Problem details:
Your answer should be every line with the word "JSON", copied from the data below.

Start of Data provided

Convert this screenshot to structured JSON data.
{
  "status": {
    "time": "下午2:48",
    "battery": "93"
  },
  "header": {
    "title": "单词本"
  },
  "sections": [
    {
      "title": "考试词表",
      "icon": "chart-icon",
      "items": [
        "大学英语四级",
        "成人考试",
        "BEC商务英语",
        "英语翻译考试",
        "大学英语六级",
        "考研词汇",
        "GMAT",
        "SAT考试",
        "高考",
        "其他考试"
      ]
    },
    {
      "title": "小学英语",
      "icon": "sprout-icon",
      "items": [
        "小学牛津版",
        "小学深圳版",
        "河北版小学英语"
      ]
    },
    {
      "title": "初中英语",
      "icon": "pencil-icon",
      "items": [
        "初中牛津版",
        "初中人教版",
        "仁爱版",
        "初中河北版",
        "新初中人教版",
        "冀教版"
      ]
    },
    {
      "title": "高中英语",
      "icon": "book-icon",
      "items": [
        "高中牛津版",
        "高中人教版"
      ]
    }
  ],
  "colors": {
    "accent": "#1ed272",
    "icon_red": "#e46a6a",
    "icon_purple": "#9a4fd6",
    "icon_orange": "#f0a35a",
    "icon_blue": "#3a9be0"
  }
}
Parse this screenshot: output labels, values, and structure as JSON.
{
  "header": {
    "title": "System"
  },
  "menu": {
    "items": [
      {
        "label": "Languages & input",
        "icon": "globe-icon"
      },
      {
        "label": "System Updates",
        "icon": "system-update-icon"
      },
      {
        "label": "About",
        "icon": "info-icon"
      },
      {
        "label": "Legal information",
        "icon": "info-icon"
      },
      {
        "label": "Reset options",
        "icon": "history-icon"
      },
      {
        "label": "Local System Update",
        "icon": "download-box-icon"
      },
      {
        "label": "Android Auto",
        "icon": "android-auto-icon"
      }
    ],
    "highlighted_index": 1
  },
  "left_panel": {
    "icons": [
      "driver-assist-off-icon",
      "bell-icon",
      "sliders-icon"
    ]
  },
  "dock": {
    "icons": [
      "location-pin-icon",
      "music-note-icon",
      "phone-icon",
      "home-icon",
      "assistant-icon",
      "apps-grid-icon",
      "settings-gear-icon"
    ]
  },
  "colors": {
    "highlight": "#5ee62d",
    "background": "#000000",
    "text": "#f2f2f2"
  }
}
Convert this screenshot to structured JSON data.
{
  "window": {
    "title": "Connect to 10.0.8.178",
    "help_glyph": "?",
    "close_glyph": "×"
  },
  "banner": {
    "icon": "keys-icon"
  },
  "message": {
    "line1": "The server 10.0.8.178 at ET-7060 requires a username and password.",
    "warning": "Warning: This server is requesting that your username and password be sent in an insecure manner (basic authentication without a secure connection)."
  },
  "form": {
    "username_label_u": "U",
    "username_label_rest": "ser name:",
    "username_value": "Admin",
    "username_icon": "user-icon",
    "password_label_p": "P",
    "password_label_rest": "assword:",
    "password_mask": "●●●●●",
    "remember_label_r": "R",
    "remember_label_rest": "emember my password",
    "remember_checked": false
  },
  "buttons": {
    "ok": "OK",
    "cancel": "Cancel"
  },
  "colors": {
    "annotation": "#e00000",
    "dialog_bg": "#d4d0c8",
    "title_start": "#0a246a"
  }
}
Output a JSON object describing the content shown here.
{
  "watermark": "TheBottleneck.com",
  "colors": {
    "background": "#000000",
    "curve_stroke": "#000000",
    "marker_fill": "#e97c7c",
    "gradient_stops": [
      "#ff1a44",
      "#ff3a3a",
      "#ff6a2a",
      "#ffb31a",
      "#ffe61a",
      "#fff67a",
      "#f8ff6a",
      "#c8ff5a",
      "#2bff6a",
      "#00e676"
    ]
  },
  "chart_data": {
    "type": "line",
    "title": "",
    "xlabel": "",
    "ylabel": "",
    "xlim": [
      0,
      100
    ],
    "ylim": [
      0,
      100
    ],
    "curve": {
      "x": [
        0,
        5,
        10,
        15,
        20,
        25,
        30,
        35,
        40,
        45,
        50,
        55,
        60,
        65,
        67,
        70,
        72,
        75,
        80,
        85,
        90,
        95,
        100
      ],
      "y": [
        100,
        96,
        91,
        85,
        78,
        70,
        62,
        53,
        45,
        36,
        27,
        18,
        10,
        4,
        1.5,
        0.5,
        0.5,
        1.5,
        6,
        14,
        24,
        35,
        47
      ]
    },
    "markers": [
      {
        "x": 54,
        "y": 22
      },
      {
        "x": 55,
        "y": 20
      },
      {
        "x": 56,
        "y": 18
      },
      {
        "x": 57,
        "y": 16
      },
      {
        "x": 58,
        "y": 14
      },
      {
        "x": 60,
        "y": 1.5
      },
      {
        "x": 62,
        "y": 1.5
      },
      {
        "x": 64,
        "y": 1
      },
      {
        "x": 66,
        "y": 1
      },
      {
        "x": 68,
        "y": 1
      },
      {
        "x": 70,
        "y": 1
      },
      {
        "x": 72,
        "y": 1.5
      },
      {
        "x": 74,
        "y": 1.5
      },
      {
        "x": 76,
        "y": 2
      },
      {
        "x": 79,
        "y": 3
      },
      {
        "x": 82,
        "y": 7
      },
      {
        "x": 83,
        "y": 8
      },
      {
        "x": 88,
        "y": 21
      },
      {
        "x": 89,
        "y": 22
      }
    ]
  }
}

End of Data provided

Answer to this task:
Convert this screenshot to structured JSON data.
Parse this screenshot: output labels, values, and structure as JSON.
Convert this screenshot to structured JSON data.
Output a JSON object describing the content shown here.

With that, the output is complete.